* Father Ken McGuire, a Paulist priest and cultural anthropologist, will discuss “Search for Intelligent Signs: The New Catechism,” from 7:30 p.m. to 9 p.m. on three Thursdays: Jan. 19, Feb. 2 and Feb. 9. The discussion will take place at St. Paul the Apostle Parish, 10750 Ohio Ave., Westwood. Admission is $5 per session. (310) 474-1527.
* Oswald Fredericks, known as White Bear among members of the Hopi Nation, will speak at 11 a.m. Sunday at the Philosophical Research Society in Los Angeles about the “Hopi Prophecy of the Fourth World.” Admission is $5. 3910 Los Feliz Blvd. (213) 663-2167.

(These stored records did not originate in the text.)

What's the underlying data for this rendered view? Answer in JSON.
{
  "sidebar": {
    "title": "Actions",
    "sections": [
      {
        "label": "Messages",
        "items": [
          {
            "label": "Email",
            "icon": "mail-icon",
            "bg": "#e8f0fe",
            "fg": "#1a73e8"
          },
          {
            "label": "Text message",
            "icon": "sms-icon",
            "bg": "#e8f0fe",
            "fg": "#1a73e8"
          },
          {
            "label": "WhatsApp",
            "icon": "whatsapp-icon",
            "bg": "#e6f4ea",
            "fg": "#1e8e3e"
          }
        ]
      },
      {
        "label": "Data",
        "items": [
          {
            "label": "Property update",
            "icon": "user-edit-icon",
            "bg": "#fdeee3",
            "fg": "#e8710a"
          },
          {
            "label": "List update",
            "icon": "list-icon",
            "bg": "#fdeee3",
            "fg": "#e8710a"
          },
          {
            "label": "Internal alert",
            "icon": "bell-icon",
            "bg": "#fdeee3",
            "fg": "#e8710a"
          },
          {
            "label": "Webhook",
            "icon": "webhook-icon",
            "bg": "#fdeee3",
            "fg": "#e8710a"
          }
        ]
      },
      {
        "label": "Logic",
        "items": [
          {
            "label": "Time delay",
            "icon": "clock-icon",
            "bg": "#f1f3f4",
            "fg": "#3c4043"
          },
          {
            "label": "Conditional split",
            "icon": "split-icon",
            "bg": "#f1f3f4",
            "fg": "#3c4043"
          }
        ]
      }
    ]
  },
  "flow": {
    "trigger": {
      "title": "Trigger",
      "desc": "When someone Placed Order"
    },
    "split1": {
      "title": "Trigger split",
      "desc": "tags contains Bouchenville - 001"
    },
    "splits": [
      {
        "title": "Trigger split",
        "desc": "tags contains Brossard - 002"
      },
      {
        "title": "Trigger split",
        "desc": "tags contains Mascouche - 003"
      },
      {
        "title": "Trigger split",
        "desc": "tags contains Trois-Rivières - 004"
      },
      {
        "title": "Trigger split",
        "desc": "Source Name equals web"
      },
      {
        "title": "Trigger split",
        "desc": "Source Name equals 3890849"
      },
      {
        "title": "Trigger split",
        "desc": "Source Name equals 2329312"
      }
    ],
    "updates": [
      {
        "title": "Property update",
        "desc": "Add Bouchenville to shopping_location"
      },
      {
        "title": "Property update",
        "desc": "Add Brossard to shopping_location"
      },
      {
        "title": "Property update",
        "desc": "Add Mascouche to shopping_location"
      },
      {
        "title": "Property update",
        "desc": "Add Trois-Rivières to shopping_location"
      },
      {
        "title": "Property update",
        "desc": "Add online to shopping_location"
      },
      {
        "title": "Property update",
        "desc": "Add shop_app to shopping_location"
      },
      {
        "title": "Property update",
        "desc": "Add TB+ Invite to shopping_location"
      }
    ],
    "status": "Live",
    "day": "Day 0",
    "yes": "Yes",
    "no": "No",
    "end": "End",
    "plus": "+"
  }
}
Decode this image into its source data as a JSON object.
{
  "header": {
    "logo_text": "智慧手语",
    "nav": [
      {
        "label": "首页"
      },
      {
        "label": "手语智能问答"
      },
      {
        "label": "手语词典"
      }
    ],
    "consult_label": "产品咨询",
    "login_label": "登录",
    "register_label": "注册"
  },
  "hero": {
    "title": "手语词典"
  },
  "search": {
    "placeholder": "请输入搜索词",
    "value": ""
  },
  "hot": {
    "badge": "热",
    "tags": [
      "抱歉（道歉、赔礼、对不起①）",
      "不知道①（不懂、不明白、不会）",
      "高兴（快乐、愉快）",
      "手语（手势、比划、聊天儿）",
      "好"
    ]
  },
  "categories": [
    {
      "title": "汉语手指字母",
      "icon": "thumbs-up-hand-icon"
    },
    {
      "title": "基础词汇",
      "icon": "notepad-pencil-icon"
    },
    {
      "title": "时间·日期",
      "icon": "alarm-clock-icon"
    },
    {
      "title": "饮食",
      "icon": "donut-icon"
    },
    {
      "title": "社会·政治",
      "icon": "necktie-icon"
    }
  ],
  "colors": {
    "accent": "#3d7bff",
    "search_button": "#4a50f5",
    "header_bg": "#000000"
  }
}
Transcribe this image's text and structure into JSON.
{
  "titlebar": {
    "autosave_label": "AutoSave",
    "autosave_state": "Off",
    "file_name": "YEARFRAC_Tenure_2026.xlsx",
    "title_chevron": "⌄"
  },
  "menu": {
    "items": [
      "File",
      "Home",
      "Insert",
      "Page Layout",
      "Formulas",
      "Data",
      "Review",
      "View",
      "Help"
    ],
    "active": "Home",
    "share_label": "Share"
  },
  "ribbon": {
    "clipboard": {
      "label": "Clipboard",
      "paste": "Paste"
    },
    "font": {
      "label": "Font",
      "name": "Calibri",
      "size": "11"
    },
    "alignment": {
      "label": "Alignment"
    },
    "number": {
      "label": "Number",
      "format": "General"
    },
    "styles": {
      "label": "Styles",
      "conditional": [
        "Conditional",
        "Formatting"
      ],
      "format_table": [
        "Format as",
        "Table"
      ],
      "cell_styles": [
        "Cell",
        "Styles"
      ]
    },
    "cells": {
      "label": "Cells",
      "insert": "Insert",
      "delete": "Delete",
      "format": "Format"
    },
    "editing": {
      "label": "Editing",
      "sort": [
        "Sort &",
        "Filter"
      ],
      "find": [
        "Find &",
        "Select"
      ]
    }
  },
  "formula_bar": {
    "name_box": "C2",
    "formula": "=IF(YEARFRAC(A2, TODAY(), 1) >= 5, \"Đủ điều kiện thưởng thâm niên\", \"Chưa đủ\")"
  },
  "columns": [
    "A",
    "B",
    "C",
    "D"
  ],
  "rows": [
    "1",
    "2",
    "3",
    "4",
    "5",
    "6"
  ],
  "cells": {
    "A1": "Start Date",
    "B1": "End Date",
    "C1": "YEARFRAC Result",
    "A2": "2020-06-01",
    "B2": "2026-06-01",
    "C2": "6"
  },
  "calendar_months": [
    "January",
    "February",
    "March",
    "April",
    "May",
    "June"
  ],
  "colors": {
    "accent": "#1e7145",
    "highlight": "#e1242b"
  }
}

* Elderly people of any faith who are isolated or frail, have difficulty leaving their homes or are in the first stages of memory loss, may apply to the Senior Adult Day Care Center, open from 10 a.m. to 3 p.m. Mondays, Wednesdays and Fridays at the Westside Jewish Community Center in Los Angeles. The program is socially oriented and includes discussions of current events, exercise, meals and some intergenerational activities. Admission is by interview only. For information, including fees and availability of financial aid, phone (213) 938-2531, ext. 2229.
* The International Buddhist Meditation Center in Los Angeles holds talks at 11 a.m. each Sunday in January. This week, Sister Suvarma Upeksha Sarika, speaks on “Money: Not Good . . . Not Bad.” 928 S. New Hampshire Ave. (213) 384-0850.
* The Rt. Rev. Robert Anderson, the retired Episcopal bishop of Minnesota, has joined the Los Angeles Episcopal Diocese as assistant bishop. Anderson’s new assignment is part of a plan by Bishop Frederick H. Borsch to organize the six-county diocese into regional areas known as deaneries. Anderson will assist Borsch in deaneries covering Orange, Riverside and San Bernardino counties. With Anderson’s appointment by Borsch there will be three bishops in the diocese. Also assisting Borsch is Suffragan Bishop Chester L. Talton.
* Rabbi Arnold Rachlis of University Synagogue, Irvine, attended the recent Renaissance Weekend in Hilton Head, S.C., with President and Mrs. Clinton, where he made presentations to the conference on the issues of ethics and hunger. Rachlis also led the first Jewish Sabbath service ever held during a Renaissance Weekend.
* The Mark Taper Forum’s artistic director, Gordon Davidson, will be honored at the Multicultural Awards Luncheon of Los Angeles Clergy Network on Wednesday.
* The Rev. Cheviene Jones of Bethel AME Church and Joseph Moss, president of Men of Bethel, were saluted for their positive influence on the Los Angeles community at a Dec. 31 luncheon hosted by the church.
* The Society for Humanistic Judaism holds free monthly meetings. At 7:45 p.m. Friday, Jan. 20, H. James Horwitz of Fairness and Accuracy in Reporting will speak.(310) 891-4303.
* Temple Beth Hillel in Valley Village offers a women’s spirituality group and courses in Yiddish, philosophy and Jewish law. (818) 763-9148.
* Temple Beth Israel in Pomona offers free adult education classes and a series of Friday night sermons on contemporary religious issues. (909) 626-1277.
Southern California File welcomes submissions by mail c/o Religion Editor, Los Angeles Times, Times Mirror Square, Los Angeles, CA 90053, or by fax to (213) 237-4712. Items must be brief and arrive at least three weeks in advance of the event announced. Please include a phone number, date, time and full address.